(Input for this task)
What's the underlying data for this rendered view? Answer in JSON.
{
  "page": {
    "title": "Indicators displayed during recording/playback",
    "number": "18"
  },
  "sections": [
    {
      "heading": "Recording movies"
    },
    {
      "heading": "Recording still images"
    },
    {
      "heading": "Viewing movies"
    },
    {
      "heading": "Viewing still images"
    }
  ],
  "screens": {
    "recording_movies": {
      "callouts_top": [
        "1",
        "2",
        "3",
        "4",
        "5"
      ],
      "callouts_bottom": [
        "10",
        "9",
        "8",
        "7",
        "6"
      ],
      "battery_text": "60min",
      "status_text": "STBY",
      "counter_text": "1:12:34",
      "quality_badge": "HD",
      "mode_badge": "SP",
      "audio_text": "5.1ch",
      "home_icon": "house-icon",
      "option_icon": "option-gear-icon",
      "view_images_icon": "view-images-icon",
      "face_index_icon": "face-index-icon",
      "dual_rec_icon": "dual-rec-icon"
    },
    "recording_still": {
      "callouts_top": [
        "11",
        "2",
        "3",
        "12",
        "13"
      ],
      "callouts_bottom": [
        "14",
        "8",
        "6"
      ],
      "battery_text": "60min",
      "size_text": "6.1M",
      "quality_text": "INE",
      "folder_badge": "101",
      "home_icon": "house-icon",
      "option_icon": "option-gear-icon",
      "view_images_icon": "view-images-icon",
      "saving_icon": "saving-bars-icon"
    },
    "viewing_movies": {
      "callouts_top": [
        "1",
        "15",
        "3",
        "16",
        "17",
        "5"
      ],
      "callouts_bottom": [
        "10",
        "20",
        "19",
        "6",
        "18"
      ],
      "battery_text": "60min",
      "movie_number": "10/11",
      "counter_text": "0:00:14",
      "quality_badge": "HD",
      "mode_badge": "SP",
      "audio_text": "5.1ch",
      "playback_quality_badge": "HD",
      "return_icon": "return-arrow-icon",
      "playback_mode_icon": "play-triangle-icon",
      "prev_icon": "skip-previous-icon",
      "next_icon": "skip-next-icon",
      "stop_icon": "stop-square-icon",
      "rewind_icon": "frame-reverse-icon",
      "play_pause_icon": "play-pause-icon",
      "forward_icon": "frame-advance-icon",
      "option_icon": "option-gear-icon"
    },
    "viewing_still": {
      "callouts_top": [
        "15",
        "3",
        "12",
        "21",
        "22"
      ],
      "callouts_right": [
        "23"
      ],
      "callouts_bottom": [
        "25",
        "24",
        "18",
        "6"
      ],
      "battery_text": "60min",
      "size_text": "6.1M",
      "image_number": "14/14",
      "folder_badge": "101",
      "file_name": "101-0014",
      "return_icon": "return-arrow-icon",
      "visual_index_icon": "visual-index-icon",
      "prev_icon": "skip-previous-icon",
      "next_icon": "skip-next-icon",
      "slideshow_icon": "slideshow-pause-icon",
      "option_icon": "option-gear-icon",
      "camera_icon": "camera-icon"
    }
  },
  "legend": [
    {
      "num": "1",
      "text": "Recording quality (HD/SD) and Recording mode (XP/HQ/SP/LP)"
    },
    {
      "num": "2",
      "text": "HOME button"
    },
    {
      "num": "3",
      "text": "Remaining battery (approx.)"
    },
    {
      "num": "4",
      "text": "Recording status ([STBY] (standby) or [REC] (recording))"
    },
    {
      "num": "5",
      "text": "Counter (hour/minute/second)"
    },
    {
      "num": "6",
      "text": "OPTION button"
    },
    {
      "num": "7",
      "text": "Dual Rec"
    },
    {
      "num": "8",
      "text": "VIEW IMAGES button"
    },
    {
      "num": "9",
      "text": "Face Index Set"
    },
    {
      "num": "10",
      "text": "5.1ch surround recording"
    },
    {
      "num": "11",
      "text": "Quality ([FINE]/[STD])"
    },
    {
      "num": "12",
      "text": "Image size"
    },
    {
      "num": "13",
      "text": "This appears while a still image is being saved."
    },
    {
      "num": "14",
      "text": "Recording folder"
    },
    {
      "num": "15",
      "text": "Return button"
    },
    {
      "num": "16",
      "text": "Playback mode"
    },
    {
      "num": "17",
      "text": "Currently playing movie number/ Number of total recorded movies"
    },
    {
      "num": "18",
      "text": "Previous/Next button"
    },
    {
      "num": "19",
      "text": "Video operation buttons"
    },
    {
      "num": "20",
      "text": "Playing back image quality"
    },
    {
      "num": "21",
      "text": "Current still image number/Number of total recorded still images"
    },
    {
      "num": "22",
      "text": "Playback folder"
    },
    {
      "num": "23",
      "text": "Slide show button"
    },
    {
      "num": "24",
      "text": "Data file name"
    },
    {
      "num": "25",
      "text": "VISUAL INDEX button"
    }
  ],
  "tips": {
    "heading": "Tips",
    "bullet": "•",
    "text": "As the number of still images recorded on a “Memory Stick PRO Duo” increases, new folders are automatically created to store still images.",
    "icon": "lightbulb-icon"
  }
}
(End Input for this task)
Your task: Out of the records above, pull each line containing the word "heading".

Exercise solution:
      "heading": "Recording movies"
      "heading": "Recording still images"
      "heading": "Viewing movies"
      "heading": "Viewing still images"
    "heading": "Tips",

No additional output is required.